%%

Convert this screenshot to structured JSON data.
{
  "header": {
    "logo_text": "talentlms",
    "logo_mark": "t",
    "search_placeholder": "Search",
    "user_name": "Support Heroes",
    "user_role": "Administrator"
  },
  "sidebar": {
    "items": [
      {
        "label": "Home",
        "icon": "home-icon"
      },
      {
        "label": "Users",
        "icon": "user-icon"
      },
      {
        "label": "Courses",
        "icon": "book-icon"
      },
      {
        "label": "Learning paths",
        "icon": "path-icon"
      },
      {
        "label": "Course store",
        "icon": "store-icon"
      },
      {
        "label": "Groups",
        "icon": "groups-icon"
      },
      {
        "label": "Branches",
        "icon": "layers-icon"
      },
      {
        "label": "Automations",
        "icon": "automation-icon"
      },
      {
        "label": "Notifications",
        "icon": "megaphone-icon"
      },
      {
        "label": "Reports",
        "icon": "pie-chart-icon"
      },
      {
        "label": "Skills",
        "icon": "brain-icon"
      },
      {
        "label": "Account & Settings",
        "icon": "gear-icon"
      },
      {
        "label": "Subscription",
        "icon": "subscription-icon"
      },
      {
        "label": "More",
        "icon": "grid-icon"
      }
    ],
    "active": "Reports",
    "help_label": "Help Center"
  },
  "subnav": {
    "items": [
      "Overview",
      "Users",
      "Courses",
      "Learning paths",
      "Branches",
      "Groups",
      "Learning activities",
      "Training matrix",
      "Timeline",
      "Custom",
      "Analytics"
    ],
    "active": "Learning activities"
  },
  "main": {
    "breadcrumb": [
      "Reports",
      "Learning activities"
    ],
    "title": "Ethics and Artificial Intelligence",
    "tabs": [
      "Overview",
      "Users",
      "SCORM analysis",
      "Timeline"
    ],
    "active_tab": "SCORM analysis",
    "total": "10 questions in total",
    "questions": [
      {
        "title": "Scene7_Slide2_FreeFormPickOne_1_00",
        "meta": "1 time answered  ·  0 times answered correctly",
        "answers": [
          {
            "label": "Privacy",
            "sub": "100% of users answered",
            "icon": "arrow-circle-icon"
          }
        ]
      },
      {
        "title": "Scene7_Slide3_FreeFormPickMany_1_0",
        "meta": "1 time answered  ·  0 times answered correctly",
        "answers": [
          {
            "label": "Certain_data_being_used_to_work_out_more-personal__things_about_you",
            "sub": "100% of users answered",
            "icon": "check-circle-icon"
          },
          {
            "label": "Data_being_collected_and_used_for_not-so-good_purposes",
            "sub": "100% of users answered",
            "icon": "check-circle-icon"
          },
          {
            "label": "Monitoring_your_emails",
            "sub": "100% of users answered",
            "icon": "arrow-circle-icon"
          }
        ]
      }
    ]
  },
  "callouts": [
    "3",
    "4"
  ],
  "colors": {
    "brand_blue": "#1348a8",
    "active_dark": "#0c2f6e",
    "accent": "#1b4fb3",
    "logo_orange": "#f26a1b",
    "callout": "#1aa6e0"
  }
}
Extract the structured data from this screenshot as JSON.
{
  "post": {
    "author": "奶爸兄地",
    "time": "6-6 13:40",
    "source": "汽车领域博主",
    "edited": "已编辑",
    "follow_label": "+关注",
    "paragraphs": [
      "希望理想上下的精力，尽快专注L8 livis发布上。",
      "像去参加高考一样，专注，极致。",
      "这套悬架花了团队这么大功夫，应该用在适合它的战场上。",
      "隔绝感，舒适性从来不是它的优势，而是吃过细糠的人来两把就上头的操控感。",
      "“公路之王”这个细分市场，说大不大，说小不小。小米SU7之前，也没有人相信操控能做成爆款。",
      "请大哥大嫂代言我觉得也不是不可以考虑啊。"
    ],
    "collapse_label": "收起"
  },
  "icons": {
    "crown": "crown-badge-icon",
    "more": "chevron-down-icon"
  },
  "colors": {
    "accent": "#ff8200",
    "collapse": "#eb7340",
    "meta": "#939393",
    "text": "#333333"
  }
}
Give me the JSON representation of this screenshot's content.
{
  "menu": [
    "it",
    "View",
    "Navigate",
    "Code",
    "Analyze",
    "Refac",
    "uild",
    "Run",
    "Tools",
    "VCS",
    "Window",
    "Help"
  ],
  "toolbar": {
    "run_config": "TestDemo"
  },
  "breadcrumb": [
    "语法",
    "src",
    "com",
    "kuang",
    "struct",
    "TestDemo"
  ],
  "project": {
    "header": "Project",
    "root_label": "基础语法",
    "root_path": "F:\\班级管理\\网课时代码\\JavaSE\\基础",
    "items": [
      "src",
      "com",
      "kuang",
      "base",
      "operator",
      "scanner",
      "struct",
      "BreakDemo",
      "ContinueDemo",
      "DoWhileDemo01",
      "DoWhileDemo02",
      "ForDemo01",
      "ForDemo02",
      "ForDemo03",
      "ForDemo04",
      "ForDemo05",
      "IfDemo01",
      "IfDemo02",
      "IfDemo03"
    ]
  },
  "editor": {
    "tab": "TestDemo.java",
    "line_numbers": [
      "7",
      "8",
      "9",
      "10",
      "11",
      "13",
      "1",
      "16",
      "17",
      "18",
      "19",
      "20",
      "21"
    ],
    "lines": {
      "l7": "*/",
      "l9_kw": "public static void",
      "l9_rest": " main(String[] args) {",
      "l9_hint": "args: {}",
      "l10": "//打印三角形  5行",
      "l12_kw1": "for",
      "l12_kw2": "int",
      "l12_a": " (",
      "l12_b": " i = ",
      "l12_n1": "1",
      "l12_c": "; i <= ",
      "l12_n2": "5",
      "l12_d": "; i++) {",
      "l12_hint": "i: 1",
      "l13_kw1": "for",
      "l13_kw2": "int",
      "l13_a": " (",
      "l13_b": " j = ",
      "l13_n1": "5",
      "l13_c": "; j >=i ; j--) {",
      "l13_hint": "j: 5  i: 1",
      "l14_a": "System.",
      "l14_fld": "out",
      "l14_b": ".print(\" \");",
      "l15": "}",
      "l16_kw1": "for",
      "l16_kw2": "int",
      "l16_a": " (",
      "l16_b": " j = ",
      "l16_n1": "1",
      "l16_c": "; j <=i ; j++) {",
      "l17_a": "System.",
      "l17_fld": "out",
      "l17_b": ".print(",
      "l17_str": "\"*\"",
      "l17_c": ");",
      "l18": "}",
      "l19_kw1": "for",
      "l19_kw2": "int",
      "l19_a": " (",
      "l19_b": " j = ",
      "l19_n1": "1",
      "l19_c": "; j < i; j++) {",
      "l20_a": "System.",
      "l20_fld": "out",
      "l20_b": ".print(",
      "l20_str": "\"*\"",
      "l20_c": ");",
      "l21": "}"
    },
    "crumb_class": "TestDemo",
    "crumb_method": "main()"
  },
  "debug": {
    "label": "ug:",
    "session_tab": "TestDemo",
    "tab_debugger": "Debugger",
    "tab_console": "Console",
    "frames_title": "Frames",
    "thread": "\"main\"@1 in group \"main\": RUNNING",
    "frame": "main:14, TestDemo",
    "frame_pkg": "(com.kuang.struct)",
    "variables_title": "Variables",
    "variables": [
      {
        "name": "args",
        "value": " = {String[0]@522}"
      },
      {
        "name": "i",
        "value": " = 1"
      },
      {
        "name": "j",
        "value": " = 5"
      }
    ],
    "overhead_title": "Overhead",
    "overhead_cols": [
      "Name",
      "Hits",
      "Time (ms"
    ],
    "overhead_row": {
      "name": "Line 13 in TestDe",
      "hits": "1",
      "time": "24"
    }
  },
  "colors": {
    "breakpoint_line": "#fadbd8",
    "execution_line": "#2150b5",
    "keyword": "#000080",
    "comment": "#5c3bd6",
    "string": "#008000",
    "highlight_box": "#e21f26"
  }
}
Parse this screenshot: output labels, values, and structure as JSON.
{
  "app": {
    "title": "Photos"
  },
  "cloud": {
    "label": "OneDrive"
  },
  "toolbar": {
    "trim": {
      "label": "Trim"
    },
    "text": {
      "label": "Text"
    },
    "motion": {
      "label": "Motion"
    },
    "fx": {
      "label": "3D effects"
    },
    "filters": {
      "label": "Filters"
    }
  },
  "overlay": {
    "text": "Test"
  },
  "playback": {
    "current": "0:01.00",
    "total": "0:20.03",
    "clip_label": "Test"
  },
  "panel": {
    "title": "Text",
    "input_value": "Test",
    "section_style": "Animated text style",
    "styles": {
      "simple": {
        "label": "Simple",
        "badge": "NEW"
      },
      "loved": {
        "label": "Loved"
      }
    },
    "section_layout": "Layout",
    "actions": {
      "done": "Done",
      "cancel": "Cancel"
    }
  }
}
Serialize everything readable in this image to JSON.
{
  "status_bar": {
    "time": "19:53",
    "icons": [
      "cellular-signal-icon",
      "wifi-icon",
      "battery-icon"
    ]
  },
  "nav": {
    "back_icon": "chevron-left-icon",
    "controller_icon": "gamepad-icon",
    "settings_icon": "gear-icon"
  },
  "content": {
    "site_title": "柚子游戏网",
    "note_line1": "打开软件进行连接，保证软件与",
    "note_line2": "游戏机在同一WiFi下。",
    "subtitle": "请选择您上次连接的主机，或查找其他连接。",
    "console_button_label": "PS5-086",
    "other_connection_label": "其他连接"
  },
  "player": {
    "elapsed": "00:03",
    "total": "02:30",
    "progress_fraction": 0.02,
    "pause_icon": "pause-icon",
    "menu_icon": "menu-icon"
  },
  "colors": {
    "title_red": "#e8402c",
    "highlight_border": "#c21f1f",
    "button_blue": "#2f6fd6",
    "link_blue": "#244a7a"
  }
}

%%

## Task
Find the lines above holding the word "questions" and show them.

## Solution for this task
    "total": "10 questions in total",
    "questions": [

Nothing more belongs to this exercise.